Get Organized

Being organized is also a key part of controlling your environment.

The authors of this study on student performance in the UAE found one of the most   important  factor  affecting student academic   performance was searching for lost papers and other resources when they were supposed to be working.

Simplified Time Management Technique #5:
Get More Out Of The Time You Do Have

Sometimes being more efficient and effective really just comes down to knowing your industry better. And getting better at what you do. Sometimes we can force ourselves to work faster,  but having a better skillset or slowing down to get it right the first time can may create better results and reduce time making up for poor work later.

So the best way to increase efficiency often depends on your specific industry.

Work Blocks

But many time management techniques encourage creating work blocks to get more done with your hours. Kind of like sprints where you give the work your undivided attention and get yourself in the zone. 

You’ll get a lot more done this way than with divided attention spread throughout the day. Focused work time is a universal recommendation across the time management sphere.


All this makes sense because multitasking can be a horrible drag on your brain’s performance. Some experts think multitasking can bring your IQ down 10 points and make you 40% less productive! You can use FocusMe to cut yourself off the internet during these focused work blocks and get a ton more done without distraction. Try the Pomodoro feature.

Similar focused blocks are also great for batching things like email. This report here shows that people who batch email, spending longer in their inbox to handle everything and get out of there (rather than checking whenever an email comes in), experience less stress and are more productive.
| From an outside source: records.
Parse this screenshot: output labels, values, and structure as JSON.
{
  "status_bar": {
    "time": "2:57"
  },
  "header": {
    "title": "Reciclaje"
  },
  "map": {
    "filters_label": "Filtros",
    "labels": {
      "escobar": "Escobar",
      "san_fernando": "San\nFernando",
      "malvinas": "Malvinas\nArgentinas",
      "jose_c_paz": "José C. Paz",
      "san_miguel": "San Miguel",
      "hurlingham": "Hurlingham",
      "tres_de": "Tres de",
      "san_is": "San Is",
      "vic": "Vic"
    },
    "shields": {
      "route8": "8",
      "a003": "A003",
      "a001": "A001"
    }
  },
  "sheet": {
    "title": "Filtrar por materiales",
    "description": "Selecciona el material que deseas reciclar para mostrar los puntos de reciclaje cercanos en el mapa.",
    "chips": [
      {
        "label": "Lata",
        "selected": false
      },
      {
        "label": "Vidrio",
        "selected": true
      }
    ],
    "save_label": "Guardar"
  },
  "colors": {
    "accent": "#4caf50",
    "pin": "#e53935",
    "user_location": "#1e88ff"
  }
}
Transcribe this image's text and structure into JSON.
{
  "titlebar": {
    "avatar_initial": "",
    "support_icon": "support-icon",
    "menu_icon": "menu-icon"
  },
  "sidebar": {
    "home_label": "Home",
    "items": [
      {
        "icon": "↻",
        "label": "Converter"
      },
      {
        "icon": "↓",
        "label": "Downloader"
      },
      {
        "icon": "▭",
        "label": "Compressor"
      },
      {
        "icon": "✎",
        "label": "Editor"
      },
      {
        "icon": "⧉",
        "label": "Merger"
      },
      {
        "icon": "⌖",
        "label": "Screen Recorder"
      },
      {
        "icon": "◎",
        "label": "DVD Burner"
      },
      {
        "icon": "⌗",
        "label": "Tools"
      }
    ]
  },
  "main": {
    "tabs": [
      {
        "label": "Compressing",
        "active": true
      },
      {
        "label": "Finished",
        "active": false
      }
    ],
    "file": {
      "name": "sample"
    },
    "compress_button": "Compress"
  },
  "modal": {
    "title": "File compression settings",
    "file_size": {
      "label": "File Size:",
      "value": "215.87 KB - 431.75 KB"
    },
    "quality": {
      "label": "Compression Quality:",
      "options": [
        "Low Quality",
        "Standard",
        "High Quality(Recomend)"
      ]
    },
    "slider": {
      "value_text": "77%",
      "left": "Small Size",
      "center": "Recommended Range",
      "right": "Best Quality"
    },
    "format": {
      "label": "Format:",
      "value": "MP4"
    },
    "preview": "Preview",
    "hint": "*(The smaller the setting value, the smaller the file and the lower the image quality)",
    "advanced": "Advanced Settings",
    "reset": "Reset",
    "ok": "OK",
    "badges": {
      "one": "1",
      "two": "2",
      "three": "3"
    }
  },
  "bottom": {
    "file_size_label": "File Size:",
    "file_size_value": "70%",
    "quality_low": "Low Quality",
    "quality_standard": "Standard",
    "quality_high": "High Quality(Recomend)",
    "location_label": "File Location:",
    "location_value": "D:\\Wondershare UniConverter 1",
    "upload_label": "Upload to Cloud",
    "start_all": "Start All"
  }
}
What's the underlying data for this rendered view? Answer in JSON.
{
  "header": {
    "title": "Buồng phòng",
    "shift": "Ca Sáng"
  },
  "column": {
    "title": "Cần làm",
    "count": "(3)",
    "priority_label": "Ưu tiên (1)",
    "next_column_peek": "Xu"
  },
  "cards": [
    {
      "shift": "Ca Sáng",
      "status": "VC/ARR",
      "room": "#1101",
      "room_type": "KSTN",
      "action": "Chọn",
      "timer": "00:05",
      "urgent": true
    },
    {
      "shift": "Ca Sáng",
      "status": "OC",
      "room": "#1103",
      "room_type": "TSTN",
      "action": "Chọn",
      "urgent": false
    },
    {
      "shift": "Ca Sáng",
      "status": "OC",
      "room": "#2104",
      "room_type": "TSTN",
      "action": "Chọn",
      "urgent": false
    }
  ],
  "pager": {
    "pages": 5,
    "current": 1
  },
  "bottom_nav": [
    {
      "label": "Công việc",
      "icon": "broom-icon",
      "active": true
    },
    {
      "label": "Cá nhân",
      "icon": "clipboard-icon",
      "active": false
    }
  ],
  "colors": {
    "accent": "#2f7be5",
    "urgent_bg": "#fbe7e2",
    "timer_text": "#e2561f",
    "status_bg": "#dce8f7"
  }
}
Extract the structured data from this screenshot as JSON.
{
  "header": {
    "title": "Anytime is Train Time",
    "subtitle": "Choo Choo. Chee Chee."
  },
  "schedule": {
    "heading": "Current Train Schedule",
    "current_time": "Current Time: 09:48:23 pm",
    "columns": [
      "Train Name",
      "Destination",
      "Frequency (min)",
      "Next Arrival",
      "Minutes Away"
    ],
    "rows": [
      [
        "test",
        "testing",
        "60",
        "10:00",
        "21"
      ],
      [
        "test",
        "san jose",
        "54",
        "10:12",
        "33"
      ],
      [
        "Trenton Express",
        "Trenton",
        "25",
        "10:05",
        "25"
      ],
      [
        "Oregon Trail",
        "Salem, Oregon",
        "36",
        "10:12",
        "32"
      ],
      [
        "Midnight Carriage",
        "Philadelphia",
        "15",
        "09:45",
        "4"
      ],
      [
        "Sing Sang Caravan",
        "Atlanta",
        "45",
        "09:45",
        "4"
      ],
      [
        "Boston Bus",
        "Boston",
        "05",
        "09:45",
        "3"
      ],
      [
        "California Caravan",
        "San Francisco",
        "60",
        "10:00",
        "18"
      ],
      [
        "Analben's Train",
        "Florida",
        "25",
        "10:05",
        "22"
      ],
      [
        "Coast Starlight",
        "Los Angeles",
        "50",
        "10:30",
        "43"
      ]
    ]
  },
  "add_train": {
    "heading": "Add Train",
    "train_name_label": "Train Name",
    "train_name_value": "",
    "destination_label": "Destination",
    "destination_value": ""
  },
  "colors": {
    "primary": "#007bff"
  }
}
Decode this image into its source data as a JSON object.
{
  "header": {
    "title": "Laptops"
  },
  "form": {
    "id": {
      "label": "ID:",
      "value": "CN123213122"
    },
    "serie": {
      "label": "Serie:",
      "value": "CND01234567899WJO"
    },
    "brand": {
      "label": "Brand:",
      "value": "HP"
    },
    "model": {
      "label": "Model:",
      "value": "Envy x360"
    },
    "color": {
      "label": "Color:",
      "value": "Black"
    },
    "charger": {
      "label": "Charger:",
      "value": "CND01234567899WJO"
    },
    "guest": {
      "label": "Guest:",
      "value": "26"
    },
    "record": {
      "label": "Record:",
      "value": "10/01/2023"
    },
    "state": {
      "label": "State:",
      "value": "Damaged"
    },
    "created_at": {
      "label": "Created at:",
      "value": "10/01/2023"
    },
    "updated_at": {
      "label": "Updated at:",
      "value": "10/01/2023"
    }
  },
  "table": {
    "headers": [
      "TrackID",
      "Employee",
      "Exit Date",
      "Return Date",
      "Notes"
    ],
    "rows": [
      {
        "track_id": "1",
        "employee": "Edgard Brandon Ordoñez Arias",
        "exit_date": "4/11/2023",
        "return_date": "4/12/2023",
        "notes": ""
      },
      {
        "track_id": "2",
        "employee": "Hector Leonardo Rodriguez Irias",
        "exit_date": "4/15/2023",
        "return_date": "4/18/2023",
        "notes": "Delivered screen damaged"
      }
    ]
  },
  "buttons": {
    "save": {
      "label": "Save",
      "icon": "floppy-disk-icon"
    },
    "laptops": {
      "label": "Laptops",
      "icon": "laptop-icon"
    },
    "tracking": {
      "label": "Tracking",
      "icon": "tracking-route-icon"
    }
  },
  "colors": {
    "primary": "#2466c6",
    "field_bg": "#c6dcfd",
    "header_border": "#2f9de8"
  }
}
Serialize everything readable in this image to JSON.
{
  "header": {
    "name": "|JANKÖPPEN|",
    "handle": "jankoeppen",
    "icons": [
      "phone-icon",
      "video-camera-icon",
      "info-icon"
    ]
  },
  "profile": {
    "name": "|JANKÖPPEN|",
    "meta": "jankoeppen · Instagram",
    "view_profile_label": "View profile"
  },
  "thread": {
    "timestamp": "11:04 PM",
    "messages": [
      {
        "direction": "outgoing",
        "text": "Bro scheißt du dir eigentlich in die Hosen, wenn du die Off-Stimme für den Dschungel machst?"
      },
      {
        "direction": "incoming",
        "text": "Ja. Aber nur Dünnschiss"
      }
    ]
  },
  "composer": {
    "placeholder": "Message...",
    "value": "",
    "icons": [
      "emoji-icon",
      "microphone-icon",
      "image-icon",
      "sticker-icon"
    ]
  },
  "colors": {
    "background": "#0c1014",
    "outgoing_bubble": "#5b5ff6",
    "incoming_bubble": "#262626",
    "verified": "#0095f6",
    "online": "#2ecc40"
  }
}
Another great way to make the most of the time you do have is to combine activities…

This might sound like a contradiction since we just tore apart the idea of multi-tasking. But there are ways to use your time for multiple purposes that do serve you. 

You might learn more about your industry through podcasts and audiobooks while driving, working out, or taking a morning walk. Another way you can multi-purpose your time is to reuse work for multiple purposes. 

For example, rewording snippets of your blog articles for social media posts while you’re writing. Or, if you’re reading new books to update your knowledge in the industry, you could turn your notes into articles for marketing your business online. A student could even run a blog about his major while going to school and build up a little side income by the time he graduates.

Simplified Time Management Technique #6
Make Time For Actually Living Your Life

We’d never recommend a time management plan that didn’t make room for the things that matter most to you outside of work. 

Because the units of time aren’t just a metric. They are the moments of your life. Not to mention that you need rest, relaxation, and recreation to perform at your best when it’s time to work again.

Of all the time management advice we’ve seen regarding work/life balance, our favorite is probably the “Unschedule” technique from “The Now Habit.” I don’t personally use every step in Unscheduling as outlined in the book, but their time management technique of planning your “fun” first, and then planning all your work and other responsibilities in the time you have left over, is one of the best pieces of wisdom in this area. 

Try it for yourself, especially if you’re a remote worker with a lot of freedom on your hands. Don’t be that person who neglects to plan their fun and then ends up filling time between work with meaningless trivia. Or even worse, the person who always has to turn down plans because he procrastinates, but then uses that time to procrastinate more.

By planning your fun in advance and committing to your recreational activities, you force yourself to do your work in the time that’s left. And become more efficient.

While making sure you actually take the time to live your life.

Want Help Managing Your Time Better?

Check out our home page to learn about all the different ways FocusMe can cut down on procrastination and help you get work done in a more efficient manner. Protect your attention; protect your time.